▶ [EXERCISE GOAL]: Once you have read the entries below, repeat all of them exactly.

===== DATA TO PROCESS =====

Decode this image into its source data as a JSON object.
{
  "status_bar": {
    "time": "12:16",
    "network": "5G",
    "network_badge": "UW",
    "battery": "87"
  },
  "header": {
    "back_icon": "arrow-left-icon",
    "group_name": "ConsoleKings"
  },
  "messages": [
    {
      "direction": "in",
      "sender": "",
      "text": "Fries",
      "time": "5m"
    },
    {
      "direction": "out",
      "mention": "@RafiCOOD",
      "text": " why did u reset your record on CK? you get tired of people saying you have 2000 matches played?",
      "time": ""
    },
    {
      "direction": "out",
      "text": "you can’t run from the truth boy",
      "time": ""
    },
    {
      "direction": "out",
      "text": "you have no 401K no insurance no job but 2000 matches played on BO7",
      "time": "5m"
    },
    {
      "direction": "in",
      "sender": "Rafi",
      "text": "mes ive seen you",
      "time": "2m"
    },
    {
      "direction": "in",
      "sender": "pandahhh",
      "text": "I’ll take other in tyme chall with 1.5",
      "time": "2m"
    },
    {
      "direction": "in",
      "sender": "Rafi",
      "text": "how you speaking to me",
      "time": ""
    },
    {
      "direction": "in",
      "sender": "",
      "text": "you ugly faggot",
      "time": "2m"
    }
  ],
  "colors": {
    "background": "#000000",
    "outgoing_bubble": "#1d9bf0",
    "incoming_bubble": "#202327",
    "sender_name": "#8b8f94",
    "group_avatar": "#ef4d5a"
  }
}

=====

▶ [TASK RESULT]:
Decode this image into its source data as a JSON object.
{
  "status_bar": {
    "time": "12:16",
    "network": "5G",
    "network_badge": "UW",
    "battery": "87"
  },
  "header": {
    "back_icon": "arrow-left-icon",
    "group_name": "ConsoleKings"
  },
  "messages": [
    {
      "direction": "in",
      "sender": "",
      "text": "Fries",
      "time": "5m"
    },
    {
      "direction": "out",
      "mention": "@RafiCOOD",
      "text": " why did u reset your record on CK? you get tired of people saying you have 2000 matches played?",
      "time": ""
    },
    {
      "direction": "out",
      "text": "you can’t run from the truth boy",
      "time": ""
    },
    {
      "direction": "out",
      "text": "you have no 401K no insurance no job but 2000 matches played on BO7",
      "time": "5m"
    },
    {
      "direction": "in",
      "sender": "Rafi",
      "text": "mes ive seen you",
      "time": "2m"
    },
    {
      "direction": "in",
      "sender": "pandahhh",
      "text": "I’ll take other in tyme chall with 1.5",
      "time": "2m"
    },
    {
      "direction": "in",
      "sender": "Rafi",
      "text": "how you speaking to me",
      "time": ""
    },
    {
      "direction": "in",
      "sender": "",
      "text": "you ugly faggot",
      "time": "2m"
    }
  ],
  "colors": {
    "background": "#000000",
    "outgoing_bubble": "#1d9bf0",
    "incoming_bubble": "#202327",
    "sender_name": "#8b8f94",
    "group_avatar": "#ef4d5a"
  }
}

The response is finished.